Armando Reed lets Bibi Nurshuhada Ramli in on the primary love of his life
UNDERNEATH that impressive physique and dashing persona, Armando Reed is a man who prefers to indulge in a more feminine past time: Cooking.
“I do have other loves,” he assures me over the phone, “but the primary thing is cooking. It’s been a very important part of my life since I was a child. Opportunity and a little bit of luck came into play and I met the right people and got the show Armando’s Asian Twist started.”
In the four-part series, Reed, who is of Taiwanese, German and Spanish heritage, will gather inspiration from the history, cultures, tastes and ingredients from both the East and West to come up with beautifully-fused flavours that excite the palate.
Reed, 32, travels across Taiwan in search of inspiration for food ranging from national dishes to local street food. Then he returns to the kitchen to whip up three Western dishes, each with an Asian spin.
Armando’s Asian Twist airs every Monday at 7pm on TLC starting today. Repeats are on Tuesday (10am), Saturday (10am) and Sunday (5pm).
“Most celebrity chefs are professionals. They go to culinary school, open restaurants and make cooking their profession,” says Reed. “What sets me apart is that I speak in a way that people can relate to. I’m not a professional chef, just someone who is really passionate about food and has been cooking for a while.”
Reed was a writer for another TLC series, Fun Taiwan, in which host Janet Hsieh travelled across the country to discover its uniqueness.
“I met several producers and one of them contacted me out of the blue. He noticed that I liked cooking and later, I was offered to do the show. I jumped up in the air and screamed like I was a child.
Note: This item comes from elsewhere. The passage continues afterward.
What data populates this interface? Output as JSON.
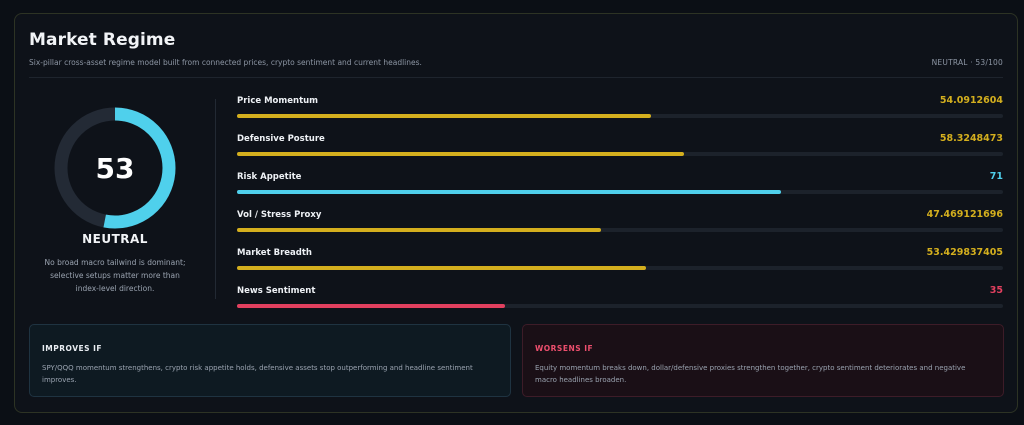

It was awesome,” recalls Reed.
In Armando’s Asian Twist, he will make easy the tricky art of fusion cuisine and, at the same time, transform everyday meals into memorable affairs.
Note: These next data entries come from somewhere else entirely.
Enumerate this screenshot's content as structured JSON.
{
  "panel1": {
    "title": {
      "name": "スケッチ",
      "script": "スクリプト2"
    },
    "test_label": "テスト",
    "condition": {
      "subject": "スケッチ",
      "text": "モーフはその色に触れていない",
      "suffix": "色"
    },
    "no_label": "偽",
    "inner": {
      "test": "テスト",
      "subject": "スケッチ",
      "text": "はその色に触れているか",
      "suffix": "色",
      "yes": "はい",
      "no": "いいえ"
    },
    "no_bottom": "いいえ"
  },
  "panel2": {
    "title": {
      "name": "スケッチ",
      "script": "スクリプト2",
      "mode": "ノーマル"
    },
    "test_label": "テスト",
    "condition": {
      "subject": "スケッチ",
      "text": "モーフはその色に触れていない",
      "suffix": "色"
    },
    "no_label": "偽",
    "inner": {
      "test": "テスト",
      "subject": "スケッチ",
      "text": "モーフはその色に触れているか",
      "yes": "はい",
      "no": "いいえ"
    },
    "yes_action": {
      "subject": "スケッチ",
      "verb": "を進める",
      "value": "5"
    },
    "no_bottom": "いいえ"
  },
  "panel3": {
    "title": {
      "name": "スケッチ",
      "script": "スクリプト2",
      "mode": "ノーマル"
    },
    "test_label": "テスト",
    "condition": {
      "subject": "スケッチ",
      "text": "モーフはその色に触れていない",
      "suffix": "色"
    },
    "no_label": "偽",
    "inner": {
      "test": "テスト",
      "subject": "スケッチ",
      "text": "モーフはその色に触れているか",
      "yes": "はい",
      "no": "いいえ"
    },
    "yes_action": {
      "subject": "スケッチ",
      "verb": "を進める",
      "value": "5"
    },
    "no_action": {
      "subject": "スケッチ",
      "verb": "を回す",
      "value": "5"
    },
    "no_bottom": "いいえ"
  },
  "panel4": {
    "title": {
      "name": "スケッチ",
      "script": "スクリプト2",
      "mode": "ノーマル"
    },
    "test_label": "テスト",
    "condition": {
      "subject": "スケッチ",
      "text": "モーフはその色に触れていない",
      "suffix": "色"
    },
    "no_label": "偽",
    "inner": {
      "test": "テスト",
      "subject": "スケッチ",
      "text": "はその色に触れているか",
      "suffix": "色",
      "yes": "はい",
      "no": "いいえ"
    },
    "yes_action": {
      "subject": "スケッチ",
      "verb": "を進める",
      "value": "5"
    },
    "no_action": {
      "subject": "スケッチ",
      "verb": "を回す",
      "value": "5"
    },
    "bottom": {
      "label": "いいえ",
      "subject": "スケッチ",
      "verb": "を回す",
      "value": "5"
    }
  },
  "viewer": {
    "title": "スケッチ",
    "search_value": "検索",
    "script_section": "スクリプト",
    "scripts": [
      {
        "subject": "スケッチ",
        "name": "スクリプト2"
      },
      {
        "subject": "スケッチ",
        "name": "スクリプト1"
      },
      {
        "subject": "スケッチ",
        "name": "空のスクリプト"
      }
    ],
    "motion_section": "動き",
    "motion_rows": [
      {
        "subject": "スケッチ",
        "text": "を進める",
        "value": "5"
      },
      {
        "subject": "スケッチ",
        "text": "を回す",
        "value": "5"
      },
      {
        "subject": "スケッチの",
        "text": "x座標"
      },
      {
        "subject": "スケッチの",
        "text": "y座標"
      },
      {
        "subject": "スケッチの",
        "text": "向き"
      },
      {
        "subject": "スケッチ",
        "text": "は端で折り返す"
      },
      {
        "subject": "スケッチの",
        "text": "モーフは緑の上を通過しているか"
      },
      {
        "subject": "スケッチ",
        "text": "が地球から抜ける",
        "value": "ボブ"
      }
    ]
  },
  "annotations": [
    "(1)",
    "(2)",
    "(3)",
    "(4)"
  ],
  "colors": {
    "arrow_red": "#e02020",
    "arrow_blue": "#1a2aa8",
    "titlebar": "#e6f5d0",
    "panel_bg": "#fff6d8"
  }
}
He says: “Each episode has a theme depending where I’ll be going or the people I’ll meet. Many of the ‘twists’ come from trying to make do with the local ingredients or replacing an element in the recipe with something Asian.”
The idea is to show that wherever you are or whatever ingredients you have, you can produce delicious meals.
Reed tells us more about his love for cooking.
What was your biggest blunder in the kitchen?
It would have to be the first time I made cookies when I was like 6. I was supposed to use a teaspoon to measure salt but I used a tablespoon instead. The cookies looked fantastic but the minute I put one in my mouth, it was a bitter, salty disappointment.
More recently, I was cutting something and I said: “Listen, you’ve got to be really careful when you cut because you may cut yourself,” and then I go and cut myself really bad.
What else do you like to do besides cooking?
I love to read. I think as long as everyone reads, we really open our eyes. Turn off the computer for a second and use your imagination. I think it really helps in the creative process, whatever it is you’re doing.
I also love sports — basketball, even though I am not so good at it. I just love the competition. I love the social aspects of sports and I love having to push myself. Even when you’re tired you’re like, “I’ve got to go a little bit further”.
I love American football. There’s a flag football league in Taiwan that I am really, really fond of.
Astronomy. Just the search for something is also fun. To understand the universe around us is paramount to our growth and species. I’m kind of a gadget freak too.
What other projects are you involved in now?
Well, I’ve poured myself into Armando’s Asian Twist. I also write for the show, so I have to make sure everything’s right. I’m thinking about starting a business soon so I’ve been drafting and planning too. I don’t want to give too much away but so far, it’s looking good. I’m really excited about everything on the table.